Find the truth about questions that pique your curiosity in our series, “The Short Answer.” Daniel Allan MD, answers this question about goosebumps and why they happen.
Acid blockers may relieve heartburn. But they can’t stop the epidemic of reflux in this country. Try these steps to figure out what may be causing your reflux, and how you may be able to reverse it.
Do you have a sweet tooth? Most of us will overindulge at times. But the more sugar we consume, the more we want, says Mark Hyman, MD. However, the good news is that people can break the sugar addiction in 10 days. Here’s how.
If you suffer from acid reflux at night, you may one day get relief in an unexpected way: by sleeping on a specially designed pillow. While still in the early stages of study, the pillow — or what the manufacturer calls a sleep positioning device — could eliminate the need for acid-reducing medications or even … Read More
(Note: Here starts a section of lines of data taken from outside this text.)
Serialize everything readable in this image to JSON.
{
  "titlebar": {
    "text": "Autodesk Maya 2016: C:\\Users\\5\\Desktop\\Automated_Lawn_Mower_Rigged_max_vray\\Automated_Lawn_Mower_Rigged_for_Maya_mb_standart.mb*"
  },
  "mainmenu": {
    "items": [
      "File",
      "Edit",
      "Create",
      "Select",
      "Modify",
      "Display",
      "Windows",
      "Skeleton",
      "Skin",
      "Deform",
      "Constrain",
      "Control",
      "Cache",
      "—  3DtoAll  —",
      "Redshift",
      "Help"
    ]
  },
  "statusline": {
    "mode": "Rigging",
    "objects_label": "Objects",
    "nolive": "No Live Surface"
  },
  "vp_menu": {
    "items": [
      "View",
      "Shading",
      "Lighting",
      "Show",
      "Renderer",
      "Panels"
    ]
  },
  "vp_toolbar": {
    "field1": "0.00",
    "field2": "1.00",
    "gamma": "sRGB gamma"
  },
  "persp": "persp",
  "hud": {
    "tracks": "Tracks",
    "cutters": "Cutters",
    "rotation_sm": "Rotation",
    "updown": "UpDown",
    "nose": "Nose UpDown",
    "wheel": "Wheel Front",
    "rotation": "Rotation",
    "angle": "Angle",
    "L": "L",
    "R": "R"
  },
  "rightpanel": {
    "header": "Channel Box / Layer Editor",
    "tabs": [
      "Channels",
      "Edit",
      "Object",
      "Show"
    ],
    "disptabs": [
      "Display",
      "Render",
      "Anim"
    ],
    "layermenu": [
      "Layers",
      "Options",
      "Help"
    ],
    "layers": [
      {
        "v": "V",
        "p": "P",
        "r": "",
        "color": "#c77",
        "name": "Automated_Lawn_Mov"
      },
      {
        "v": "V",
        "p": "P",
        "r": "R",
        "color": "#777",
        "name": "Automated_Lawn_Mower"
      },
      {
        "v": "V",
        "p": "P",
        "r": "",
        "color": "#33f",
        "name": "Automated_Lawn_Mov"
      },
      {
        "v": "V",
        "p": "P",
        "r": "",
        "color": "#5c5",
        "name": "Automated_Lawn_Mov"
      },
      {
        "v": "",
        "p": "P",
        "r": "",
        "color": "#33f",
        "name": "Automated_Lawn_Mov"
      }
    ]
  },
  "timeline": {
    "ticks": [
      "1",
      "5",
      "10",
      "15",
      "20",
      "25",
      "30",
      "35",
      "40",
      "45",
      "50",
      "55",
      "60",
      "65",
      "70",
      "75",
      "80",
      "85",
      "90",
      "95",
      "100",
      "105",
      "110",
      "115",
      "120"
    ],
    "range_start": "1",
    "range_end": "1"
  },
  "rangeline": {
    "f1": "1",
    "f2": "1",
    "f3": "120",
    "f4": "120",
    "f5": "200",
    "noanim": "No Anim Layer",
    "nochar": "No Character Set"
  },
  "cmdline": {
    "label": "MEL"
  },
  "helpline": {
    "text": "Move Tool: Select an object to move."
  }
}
Cleveland Clinic is a non-profit academic medical center. Advertising on our site helps support our mission. We do not endorse non-Cleveland Clinic products or services. Policy
The incidence of cancer of the esophagus, or esophageal cancer, is on the upswing in the United States. Some experts theorize that this may be due to the increase in acid reflux (also known as “heartburn”). Acid reflux is a known risk factor for esophageal cancer. Esophageal cancer is a disease in which malignant (cancer) … Read More
The esophagus is the muscular tube that connects your throat to your stomach. Achalasia is an uncommon condition in which the esophagus is unable to move food and sometimes liquids into the stomach. When people have this condition, a valve located at the end of the stomach — the lower esophageal sphincter — stays closed … Read More
Imagine being a baseball player who gets to see just one pitch. That’s the situation facing most hernia sufferers who require surgery. This is a get-it-right-the-first-time situation (or else). Now, double down on this scenario for seniors who are suffering from a specific type of hernia. Hiatal hernias are most often found in people in their … Read More
We call it heartburn, even though it has nothing to do with the heart. It’s gastroesophageal reflux disease (GERD) and one in five Americans have had it at one time or another. Although medications can help to control reflux, lifestyle changes often do the trick, says Scott Gabbard, MD, a gastroenterologist and hepatologist. GERD affects people when … Read More
Ugh…heartburn again? If that’s your mantra after meals or as you fall asleep, you may have gastroesophageal reflux disease (GERD). In GERD, the valve between your lower esophagus and stomach weakens. This sometimes lets food and stomach acids to back up into your esophagus. The result is usually a burning sensation behind the breastbone, or … Read More
Modern-day shapewear won’t permanently narrow your ribcage or relocate your organs. When worn with some common sense, these little miracle workers are perfectly safe.